Too often project managers get lost in the minutia and don’t have strategic vision for the project. They don’t see the big picture of how the project deliverables will affect the organization as a whole. In our work with over 300 organizations, this is one of the biggest concerns that client executives have about project managers. That is particularly true of project managers with an engineering or software orientation. The executives’ concern is that the project manager does not see the customer or the product or the larger organization. Instead they dive headfirst into the barrel of technical details.
It’s important to understand your project’s role in the organization’s top level strategy for reaching its goals. This is true whether you’re assuming ownership of a project that’s underway or starting one from scratch, Without that strategic vision, your project runs the risk of satisfying its own ends but disappointing the organization and/or the sponsors that supported it. And that’s not a good thing.

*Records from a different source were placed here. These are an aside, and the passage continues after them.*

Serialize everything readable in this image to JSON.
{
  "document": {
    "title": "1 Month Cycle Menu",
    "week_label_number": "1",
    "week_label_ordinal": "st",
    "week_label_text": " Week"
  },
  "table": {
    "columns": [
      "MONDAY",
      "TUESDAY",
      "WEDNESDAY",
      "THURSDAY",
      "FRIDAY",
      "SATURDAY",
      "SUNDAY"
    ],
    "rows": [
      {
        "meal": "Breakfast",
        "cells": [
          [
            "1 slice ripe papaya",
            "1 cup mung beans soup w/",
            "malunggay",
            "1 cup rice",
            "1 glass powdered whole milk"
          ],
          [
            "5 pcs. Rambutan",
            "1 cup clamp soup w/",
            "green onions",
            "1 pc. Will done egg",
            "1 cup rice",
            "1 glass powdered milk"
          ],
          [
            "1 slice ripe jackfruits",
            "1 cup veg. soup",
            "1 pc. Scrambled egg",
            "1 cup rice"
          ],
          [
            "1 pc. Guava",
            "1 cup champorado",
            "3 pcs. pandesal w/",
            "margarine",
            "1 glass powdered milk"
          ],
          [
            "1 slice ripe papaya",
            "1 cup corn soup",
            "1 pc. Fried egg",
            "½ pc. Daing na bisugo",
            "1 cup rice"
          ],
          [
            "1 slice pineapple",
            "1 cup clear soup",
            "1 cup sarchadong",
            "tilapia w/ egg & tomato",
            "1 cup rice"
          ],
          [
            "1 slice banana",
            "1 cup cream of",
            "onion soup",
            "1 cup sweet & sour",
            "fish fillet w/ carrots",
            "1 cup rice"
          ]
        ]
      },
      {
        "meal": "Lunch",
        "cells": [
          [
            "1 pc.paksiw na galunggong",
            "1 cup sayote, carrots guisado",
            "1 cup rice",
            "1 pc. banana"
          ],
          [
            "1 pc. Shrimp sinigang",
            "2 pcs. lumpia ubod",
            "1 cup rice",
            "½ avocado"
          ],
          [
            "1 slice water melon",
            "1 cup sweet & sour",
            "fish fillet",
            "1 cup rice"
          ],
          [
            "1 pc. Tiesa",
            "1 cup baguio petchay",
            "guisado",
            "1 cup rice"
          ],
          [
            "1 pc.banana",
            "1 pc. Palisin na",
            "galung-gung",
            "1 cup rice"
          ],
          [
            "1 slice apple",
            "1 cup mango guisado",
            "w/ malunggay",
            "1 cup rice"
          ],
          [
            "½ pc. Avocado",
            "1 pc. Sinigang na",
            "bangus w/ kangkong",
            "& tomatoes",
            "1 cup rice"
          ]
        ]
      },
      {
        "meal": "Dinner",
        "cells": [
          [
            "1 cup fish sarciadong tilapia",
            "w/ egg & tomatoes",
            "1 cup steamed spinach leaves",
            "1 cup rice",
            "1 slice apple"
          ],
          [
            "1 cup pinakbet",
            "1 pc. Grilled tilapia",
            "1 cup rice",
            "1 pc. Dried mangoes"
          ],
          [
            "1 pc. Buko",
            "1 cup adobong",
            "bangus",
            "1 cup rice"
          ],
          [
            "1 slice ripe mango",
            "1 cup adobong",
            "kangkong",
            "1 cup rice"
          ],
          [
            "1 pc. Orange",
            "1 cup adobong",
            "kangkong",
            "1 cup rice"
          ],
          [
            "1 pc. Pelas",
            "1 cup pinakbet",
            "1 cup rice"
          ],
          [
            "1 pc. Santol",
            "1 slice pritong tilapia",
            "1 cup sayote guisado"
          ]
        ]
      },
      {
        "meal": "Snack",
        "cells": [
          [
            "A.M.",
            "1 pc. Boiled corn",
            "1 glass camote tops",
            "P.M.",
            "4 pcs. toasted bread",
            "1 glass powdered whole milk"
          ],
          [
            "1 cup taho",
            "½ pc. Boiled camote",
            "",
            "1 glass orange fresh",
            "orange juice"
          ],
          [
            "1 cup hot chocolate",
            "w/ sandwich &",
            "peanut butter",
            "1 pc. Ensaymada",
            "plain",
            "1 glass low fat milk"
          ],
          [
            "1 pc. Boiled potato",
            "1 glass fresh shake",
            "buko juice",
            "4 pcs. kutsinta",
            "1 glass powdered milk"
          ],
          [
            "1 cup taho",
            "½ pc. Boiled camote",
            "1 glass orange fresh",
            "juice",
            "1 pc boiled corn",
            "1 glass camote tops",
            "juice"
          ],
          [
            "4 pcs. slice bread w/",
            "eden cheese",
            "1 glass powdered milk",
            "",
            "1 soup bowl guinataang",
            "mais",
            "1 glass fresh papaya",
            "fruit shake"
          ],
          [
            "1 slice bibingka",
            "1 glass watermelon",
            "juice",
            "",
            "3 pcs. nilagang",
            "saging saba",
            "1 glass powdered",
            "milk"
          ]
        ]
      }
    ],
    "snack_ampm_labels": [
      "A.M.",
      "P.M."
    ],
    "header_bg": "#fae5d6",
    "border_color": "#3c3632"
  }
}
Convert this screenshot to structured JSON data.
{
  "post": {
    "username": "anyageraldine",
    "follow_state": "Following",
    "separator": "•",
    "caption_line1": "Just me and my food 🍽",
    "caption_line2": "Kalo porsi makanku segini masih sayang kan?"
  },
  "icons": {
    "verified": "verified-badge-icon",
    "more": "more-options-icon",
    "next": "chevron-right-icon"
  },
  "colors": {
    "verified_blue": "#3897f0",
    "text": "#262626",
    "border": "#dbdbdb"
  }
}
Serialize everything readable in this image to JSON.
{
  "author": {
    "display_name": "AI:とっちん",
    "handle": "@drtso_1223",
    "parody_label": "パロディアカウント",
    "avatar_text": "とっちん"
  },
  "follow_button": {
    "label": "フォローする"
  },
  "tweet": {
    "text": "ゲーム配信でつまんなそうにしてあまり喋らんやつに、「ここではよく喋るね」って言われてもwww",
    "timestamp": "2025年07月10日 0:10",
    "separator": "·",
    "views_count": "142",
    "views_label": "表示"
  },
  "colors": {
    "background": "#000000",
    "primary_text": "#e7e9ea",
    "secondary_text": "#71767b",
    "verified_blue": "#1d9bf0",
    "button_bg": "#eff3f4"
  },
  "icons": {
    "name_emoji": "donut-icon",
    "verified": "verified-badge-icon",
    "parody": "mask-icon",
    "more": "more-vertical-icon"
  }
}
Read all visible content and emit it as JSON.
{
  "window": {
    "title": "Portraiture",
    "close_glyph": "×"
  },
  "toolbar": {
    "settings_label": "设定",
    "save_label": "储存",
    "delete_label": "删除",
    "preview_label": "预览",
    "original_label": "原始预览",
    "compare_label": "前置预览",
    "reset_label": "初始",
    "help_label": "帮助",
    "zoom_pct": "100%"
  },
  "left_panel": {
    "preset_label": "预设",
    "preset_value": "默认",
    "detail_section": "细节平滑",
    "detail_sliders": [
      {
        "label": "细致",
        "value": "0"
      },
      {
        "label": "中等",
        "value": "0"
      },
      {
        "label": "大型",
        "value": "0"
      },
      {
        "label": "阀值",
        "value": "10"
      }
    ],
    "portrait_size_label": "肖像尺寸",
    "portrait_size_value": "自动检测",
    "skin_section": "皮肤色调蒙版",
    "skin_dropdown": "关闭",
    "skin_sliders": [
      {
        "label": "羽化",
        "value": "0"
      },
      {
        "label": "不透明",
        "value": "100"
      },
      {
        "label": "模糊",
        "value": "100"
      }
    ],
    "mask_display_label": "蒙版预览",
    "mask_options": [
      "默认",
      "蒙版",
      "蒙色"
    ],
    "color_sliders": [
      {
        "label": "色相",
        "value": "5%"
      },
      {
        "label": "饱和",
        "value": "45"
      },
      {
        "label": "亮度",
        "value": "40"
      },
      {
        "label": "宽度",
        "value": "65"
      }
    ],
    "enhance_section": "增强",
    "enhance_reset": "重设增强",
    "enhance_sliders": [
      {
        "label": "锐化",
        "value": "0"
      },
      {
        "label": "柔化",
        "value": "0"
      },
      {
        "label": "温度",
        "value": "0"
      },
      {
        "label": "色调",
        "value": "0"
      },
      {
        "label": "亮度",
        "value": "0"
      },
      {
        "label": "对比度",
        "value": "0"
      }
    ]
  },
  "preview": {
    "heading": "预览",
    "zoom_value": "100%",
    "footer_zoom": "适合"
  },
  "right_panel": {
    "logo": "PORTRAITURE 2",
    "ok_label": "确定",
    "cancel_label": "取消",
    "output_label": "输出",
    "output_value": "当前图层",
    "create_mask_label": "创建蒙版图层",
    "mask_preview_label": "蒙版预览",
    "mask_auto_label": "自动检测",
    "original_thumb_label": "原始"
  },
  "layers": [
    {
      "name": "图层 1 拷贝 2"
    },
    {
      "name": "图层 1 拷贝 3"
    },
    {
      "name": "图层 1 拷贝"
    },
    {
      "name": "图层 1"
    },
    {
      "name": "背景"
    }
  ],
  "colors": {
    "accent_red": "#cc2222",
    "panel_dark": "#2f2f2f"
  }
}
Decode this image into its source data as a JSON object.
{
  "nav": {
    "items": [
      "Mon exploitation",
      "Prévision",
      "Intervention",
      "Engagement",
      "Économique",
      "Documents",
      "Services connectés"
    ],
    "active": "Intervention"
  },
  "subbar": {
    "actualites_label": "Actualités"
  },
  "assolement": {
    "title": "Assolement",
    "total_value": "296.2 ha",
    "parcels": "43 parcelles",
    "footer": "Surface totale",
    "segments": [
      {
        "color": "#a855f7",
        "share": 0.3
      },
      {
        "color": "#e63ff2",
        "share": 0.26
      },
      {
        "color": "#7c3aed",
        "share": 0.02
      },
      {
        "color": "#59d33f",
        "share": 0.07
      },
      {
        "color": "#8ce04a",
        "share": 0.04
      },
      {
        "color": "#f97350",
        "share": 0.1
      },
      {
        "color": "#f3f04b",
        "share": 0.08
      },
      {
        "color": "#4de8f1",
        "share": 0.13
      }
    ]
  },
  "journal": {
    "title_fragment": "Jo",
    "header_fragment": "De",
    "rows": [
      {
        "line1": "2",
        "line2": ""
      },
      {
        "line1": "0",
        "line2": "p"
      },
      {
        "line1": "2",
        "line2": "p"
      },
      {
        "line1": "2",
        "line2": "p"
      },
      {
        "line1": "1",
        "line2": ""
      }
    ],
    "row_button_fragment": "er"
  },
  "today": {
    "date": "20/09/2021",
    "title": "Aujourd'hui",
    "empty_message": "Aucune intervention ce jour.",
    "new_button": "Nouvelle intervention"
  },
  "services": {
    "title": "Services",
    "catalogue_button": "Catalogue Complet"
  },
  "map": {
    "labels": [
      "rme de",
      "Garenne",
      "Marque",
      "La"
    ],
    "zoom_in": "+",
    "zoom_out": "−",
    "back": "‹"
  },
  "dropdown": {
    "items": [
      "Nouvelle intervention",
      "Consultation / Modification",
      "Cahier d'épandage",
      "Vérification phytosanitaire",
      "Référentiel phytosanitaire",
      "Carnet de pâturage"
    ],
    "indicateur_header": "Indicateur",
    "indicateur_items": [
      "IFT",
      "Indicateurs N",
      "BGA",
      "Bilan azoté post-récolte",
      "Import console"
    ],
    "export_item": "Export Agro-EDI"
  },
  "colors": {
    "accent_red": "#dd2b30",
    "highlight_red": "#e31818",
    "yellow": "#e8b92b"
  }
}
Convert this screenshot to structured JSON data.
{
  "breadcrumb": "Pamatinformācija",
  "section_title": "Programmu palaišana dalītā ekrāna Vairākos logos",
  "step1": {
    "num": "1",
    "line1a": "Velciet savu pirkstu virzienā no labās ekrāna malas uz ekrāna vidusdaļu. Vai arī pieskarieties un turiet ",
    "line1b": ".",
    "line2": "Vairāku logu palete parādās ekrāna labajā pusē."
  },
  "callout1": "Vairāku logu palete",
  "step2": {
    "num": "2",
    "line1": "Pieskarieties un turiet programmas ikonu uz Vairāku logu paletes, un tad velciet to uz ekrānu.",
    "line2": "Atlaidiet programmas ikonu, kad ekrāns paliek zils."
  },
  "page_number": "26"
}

Sources of Strategic Vision
So how do you apply strategic vision at the project level and see the big picture? As a project manager, you need to have a good grasp of your organization’s long-term goals. Your project charter should provide that linkage and you may want to clarify that in the project plan by directly describing how the project’s desired outcome supports the strategic goal(s). If this connection is not made or isn’t clear, you may be only a few well-intended—but unfortunate—decisions away from providing results that don’t meet the project sponsor’s intent.
Questions to Gain Strategic Vision
You should ask yourself the following simple questions and keep them in mind as you execute your project. They will help you maintain that strategic vision and keep your project on track.
1. Exactly how does my project support the organization’s strategic goals? How do the project’s requirements and deliverables relate to the strategic goals? Consider how much flexibility the deliverables can bear before they no longer support the goal(s). You may even establish a threshold beyond which the project should be reassessed and/or revised.
2. How will my project’s success be determined? Success criteria should be spelled out in your scope statement. If set correctly, success criteria directly support the desired business outcome of your project. By extension, they support the sponsor’s strategic goals. If you must adjust success criteria due to approved requirements changes, make sure this linkage to success criteria, desired business outcome, and strategic goals remains intact.
3. Where does my project fit in the organization’s strategic activities? View your project from the outside. From a broad, strategic perspective, how does your project align with other projects addressing the same or related goals? There are both benefits to be gained and pitfalls to be avoided from this exercise. For example, you may discover the potential for synergy with another project, or at least opportunities for mutual support of a strategic goal. But you may also discover redundancy or interdependencies that must be acknowledged and dealt with. At a minimum, you will gain valuable insight into the tactical role your project plays in supporting the overall strategic goals of the organization.
4. What is the long-view of my project? As project managers, we often become mired in the here-and-now issues that demand our immediate attention. Without meaning to, we may lose the ability to see our project in the long-term and not recognize when we have strayed from our core purpose. It is important, maybe even critical, to allow yourself time now and again to look far downrange and make sure that the course you are on isn’t leading to the wrong destination.
5. Do I truly understand my project’s cause and effect relationships? By dwelling too much on low level management of daily project operations, it’s easy to miss or underappreciate cause and effect relationships that stretch beyond that myopic perspective. Problems you’re dealing with today may have roots far in the past, maybe even preceding your appearance in the project. As a project manager with “strategic vision,” you’ll have the ability to step back and understand the full scope of that relationship. That will allow you to address it appropriately.